+++ Input
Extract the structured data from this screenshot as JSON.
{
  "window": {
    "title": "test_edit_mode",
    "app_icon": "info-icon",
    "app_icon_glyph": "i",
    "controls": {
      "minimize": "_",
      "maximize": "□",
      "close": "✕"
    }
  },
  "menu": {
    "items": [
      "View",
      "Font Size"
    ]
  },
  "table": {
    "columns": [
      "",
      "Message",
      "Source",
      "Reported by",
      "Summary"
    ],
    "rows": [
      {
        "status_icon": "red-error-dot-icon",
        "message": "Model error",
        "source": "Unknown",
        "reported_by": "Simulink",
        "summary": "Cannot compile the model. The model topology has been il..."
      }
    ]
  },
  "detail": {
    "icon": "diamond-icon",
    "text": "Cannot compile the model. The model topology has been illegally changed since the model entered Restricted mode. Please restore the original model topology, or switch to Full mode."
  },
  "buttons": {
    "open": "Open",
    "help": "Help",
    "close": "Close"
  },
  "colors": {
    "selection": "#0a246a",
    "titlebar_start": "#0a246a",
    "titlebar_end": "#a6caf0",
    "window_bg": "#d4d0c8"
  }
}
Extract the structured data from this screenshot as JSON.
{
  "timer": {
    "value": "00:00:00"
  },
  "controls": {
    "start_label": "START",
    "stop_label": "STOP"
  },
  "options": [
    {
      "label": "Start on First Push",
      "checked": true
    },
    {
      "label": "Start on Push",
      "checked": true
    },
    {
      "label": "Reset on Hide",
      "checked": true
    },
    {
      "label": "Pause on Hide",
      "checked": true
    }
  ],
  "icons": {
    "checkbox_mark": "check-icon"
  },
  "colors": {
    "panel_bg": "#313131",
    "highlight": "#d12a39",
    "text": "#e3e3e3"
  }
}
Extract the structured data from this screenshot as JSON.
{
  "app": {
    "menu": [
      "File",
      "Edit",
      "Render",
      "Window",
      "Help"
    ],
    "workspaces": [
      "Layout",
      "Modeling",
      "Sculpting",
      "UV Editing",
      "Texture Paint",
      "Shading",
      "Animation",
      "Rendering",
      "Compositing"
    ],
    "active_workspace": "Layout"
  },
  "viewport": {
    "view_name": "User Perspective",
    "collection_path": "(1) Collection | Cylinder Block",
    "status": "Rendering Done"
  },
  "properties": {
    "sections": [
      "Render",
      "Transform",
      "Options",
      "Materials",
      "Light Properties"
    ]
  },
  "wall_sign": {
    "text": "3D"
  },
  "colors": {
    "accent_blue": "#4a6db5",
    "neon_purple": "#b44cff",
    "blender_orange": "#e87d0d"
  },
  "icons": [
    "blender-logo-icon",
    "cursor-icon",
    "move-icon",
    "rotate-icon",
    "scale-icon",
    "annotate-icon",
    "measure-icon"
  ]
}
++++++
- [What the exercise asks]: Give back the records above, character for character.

- [Answer space]:
Extract the structured data from this screenshot as JSON.
{
  "window": {
    "title": "test_edit_mode",
    "app_icon": "info-icon",
    "app_icon_glyph": "i",
    "controls": {
      "minimize": "_",
      "maximize": "□",
      "close": "✕"
    }
  },
  "menu": {
    "items": [
      "View",
      "Font Size"
    ]
  },
  "table": {
    "columns": [
      "",
      "Message",
      "Source",
      "Reported by",
      "Summary"
    ],
    "rows": [
      {
        "status_icon": "red-error-dot-icon",
        "message": "Model error",
        "source": "Unknown",
        "reported_by": "Simulink",
        "summary": "Cannot compile the model. The model topology has been il..."
      }
    ]
  },
  "detail": {
    "icon": "diamond-icon",
    "text": "Cannot compile the model. The model topology has been illegally changed since the model entered Restricted mode. Please restore the original model topology, or switch to Full mode."
  },
  "buttons": {
    "open": "Open",
    "help": "Help",
    "close": "Close"
  },
  "colors": {
    "selection": "#0a246a",
    "titlebar_start": "#0a246a",
    "titlebar_end": "#a6caf0",
    "window_bg": "#d4d0c8"
  }
}
Extract the structured data from this screenshot as JSON.
{
  "timer": {
    "value": "00:00:00"
  },
  "controls": {
    "start_label": "START",
    "stop_label": "STOP"
  },
  "options": [
    {
      "label": "Start on First Push",
      "checked": true
    },
    {
      "label": "Start on Push",
      "checked": true
    },
    {
      "label": "Reset on Hide",
      "checked": true
    },
    {
      "label": "Pause on Hide",
      "checked": true
    }
  ],
  "icons": {
    "checkbox_mark": "check-icon"
  },
  "colors": {
    "panel_bg": "#313131",
    "highlight": "#d12a39",
    "text": "#e3e3e3"
  }
}
Extract the structured data from this screenshot as JSON.
{
  "app": {
    "menu": [
      "File",
      "Edit",
      "Render",
      "Window",
      "Help"
    ],
    "workspaces": [
      "Layout",
      "Modeling",
      "Sculpting",
      "UV Editing",
      "Texture Paint",
      "Shading",
      "Animation",
      "Rendering",
      "Compositing"
    ],
    "active_workspace": "Layout"
  },
  "viewport": {
    "view_name": "User Perspective",
    "collection_path": "(1) Collection | Cylinder Block",
    "status": "Rendering Done"
  },
  "properties": {
    "sections": [
      "Render",
      "Transform",
      "Options",
      "Materials",
      "Light Properties"
    ]
  },
  "wall_sign": {
    "text": "3D"
  },
  "colors": {
    "accent_blue": "#4a6db5",
    "neon_purple": "#b44cff",
    "blender_orange": "#e87d0d"
  },
  "icons": [
    "blender-logo-icon",
    "cursor-icon",
    "move-icon",
    "rotate-icon",
    "scale-icon",
    "annotate-icon",
    "measure-icon"
  ]
}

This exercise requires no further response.